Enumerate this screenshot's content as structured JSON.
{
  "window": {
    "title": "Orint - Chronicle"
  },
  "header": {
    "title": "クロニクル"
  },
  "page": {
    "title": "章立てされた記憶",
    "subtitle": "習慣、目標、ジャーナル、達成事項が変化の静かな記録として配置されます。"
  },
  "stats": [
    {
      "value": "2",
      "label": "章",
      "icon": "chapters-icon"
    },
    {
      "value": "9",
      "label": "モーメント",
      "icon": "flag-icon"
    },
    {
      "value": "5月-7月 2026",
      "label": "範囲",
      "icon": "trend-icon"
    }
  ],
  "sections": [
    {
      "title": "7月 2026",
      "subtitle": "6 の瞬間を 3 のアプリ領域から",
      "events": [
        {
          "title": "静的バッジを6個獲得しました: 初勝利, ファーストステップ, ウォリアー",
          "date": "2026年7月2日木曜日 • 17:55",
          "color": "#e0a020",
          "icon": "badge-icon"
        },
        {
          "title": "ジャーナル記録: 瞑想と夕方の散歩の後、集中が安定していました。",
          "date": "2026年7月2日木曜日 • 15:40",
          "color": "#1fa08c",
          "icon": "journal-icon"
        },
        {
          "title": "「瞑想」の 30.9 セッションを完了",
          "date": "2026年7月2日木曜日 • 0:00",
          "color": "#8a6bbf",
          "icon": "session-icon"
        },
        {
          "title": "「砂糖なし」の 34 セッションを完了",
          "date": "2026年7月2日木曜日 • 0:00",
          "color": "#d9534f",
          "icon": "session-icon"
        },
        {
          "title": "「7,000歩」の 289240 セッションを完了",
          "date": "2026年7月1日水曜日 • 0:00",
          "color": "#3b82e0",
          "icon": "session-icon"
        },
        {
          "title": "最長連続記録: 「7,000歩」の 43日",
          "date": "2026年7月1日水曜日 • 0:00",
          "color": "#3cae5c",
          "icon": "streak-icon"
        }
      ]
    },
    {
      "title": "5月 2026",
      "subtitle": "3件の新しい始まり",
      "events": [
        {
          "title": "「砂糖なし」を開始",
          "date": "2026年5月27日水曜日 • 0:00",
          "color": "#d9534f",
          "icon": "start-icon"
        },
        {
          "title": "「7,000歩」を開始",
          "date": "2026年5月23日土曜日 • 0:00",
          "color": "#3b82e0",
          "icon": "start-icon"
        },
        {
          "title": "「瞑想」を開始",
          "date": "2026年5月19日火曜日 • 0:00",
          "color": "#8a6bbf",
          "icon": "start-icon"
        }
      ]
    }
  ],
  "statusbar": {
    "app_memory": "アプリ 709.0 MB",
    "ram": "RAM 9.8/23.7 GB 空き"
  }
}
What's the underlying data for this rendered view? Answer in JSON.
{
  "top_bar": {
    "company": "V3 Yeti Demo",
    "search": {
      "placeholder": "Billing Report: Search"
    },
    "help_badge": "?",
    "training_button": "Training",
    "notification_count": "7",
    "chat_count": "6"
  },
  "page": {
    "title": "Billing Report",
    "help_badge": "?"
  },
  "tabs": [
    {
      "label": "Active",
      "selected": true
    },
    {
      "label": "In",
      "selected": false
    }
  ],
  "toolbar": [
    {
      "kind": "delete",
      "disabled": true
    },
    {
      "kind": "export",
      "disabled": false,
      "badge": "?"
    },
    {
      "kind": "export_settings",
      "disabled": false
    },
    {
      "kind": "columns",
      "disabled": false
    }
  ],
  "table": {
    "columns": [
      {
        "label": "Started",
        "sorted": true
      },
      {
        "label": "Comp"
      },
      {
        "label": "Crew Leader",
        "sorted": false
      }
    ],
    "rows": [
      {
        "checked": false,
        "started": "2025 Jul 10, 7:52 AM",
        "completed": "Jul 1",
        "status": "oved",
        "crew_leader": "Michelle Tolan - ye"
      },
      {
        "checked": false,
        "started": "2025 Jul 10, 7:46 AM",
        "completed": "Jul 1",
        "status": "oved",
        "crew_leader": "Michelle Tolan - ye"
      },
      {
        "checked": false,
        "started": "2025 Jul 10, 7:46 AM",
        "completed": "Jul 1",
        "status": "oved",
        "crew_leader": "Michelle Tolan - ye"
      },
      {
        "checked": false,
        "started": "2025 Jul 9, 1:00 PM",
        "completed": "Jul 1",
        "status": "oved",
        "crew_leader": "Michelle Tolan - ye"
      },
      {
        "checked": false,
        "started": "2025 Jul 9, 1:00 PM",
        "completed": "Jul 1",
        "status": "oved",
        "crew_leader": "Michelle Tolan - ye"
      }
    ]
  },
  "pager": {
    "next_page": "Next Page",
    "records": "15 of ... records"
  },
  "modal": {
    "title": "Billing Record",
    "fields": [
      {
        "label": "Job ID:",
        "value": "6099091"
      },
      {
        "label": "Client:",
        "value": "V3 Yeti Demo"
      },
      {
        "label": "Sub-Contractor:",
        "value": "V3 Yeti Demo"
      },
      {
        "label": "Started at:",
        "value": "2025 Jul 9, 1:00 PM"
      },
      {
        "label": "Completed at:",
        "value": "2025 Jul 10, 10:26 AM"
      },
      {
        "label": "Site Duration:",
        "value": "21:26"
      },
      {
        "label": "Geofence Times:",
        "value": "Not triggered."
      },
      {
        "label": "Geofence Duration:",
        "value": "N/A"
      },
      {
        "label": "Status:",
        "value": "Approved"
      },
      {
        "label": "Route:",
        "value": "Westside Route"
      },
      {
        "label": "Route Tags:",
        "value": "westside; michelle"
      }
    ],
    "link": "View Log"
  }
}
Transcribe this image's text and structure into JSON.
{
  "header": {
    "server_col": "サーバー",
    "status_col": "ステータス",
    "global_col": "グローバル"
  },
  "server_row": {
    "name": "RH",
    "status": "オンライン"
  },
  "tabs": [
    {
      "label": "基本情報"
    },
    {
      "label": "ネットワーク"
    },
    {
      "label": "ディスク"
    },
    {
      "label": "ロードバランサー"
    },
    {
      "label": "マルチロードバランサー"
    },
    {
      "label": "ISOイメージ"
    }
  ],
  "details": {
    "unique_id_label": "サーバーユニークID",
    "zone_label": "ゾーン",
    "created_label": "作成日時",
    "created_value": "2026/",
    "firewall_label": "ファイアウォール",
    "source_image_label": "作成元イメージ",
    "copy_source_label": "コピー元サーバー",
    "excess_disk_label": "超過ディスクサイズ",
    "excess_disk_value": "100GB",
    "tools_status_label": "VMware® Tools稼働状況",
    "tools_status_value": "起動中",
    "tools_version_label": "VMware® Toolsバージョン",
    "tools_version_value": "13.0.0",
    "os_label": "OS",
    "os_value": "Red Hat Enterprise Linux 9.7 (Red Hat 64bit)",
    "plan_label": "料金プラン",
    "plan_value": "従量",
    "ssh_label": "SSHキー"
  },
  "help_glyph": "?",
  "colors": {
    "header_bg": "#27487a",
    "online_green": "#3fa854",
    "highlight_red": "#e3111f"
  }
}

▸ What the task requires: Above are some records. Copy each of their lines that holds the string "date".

▸ Answer to this problem:
          "date": "2026年7月2日木曜日 • 17:55",
          "date": "2026年7月2日木曜日 • 15:40",
          "date": "2026年7月2日木曜日 • 0:00",
          "date": "2026年7月2日木曜日 • 0:00",
          "date": "2026年7月1日水曜日 • 0:00",
          "date": "2026年7月1日水曜日 • 0:00",
          "date": "2026年5月27日水曜日 • 0:00",
          "date": "2026年5月23日土曜日 • 0:00",
          "date": "2026年5月19日火曜日 • 0:00",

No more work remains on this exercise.